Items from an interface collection
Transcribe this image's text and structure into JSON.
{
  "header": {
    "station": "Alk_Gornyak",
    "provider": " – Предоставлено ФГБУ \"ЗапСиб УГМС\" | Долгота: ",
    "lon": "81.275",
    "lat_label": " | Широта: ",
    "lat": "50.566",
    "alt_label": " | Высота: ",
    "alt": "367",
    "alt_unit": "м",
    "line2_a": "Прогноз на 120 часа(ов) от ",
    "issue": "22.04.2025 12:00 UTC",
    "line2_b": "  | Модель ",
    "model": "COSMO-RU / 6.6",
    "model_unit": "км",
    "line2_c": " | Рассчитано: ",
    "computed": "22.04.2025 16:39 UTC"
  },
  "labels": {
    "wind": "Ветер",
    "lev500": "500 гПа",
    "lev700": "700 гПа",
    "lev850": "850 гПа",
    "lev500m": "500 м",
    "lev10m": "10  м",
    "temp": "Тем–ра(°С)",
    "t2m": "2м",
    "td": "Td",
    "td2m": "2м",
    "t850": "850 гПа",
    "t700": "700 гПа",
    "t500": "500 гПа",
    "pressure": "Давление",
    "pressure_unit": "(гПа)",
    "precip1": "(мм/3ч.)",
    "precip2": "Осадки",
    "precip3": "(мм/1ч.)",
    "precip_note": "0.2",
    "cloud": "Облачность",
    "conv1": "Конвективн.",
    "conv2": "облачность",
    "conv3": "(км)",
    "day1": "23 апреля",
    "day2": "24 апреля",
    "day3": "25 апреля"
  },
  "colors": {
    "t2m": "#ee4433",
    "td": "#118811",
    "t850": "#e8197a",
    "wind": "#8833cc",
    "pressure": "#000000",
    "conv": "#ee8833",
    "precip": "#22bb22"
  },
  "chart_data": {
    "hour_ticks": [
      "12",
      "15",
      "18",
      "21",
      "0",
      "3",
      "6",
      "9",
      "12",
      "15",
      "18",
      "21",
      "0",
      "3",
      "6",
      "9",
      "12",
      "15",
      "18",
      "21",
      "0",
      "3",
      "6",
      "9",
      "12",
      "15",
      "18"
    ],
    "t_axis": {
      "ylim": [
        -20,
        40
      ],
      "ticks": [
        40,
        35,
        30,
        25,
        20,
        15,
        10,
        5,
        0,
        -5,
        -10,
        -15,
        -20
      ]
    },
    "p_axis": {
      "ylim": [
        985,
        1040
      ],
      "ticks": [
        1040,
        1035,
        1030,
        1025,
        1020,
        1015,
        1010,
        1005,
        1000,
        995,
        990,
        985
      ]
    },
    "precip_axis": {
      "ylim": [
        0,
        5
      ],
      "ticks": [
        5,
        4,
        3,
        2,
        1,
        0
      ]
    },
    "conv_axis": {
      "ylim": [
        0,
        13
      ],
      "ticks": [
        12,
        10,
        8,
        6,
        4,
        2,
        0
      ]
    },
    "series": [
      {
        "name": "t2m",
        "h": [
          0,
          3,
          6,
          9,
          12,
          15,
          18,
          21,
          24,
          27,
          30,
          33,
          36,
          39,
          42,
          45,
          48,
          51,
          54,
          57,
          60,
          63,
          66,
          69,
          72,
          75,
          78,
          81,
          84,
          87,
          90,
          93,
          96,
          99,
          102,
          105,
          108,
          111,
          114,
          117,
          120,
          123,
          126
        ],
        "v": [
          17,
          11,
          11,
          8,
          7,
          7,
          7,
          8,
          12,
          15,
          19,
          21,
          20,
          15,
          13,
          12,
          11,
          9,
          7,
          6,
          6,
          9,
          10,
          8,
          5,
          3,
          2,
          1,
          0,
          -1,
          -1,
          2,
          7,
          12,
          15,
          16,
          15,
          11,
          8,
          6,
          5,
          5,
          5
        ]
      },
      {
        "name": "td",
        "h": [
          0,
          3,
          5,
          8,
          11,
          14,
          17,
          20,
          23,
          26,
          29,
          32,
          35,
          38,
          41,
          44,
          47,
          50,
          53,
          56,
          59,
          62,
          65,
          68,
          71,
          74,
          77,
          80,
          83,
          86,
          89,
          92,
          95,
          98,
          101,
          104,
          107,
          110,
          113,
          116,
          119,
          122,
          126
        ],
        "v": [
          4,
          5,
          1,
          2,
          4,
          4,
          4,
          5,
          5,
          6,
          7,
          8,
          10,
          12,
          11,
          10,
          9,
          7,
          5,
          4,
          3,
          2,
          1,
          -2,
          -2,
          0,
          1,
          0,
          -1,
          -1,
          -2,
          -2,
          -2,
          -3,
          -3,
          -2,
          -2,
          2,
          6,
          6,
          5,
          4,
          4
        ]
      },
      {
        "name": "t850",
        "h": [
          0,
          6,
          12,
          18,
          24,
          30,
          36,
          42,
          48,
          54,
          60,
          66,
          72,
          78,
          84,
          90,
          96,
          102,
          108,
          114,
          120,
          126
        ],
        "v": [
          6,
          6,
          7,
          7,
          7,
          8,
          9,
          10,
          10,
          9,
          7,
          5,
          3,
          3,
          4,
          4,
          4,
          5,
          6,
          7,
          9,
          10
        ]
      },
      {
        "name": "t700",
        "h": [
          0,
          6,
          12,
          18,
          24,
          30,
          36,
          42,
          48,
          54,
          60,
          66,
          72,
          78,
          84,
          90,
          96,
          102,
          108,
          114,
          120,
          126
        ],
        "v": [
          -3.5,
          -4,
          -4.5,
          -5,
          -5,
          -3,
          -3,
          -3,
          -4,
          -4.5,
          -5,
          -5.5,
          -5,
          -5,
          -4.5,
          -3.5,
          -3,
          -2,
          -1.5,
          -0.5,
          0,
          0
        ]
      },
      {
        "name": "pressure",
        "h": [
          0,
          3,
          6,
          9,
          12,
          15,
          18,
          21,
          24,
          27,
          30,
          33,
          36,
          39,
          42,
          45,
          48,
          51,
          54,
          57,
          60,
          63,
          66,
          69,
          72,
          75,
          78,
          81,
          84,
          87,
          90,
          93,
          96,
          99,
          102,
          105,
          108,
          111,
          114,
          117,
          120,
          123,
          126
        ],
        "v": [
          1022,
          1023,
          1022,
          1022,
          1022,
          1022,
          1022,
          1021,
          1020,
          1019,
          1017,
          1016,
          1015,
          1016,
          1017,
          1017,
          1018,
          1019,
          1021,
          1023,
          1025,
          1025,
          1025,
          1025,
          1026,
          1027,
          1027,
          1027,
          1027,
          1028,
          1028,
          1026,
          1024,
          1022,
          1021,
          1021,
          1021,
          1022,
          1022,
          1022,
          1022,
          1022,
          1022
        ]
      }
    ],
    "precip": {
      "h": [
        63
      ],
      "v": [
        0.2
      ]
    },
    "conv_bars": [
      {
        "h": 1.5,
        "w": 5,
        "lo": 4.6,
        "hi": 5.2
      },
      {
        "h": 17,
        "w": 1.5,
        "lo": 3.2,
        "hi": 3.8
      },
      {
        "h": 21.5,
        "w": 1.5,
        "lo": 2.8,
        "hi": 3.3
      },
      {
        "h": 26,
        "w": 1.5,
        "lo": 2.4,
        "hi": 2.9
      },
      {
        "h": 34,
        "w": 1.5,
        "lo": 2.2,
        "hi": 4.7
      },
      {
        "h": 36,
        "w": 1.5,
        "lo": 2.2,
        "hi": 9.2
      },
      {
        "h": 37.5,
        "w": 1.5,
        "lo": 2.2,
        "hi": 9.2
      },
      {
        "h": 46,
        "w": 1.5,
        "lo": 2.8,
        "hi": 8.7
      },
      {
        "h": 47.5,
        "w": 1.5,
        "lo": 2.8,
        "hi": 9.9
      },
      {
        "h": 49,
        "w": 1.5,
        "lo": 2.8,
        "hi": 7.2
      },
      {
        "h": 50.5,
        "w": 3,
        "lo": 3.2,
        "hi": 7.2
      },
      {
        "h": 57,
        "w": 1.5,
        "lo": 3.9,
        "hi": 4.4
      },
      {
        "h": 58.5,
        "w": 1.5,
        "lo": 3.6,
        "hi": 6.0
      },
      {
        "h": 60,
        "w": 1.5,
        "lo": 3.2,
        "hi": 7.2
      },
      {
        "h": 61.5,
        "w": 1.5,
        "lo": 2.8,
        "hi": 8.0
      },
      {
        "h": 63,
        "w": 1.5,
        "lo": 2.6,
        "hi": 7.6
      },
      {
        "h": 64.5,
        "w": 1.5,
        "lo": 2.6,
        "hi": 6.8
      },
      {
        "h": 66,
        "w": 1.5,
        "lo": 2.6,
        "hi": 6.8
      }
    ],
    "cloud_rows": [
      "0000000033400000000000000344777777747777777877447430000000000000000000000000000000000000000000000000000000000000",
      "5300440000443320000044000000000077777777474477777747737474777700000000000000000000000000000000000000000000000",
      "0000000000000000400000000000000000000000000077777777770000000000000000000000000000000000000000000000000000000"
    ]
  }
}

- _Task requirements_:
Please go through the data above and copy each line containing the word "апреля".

- _Solution for this exercise_:
    "day1": "23 апреля",
    "day2": "24 апреля",
    "day3": "25 апреля"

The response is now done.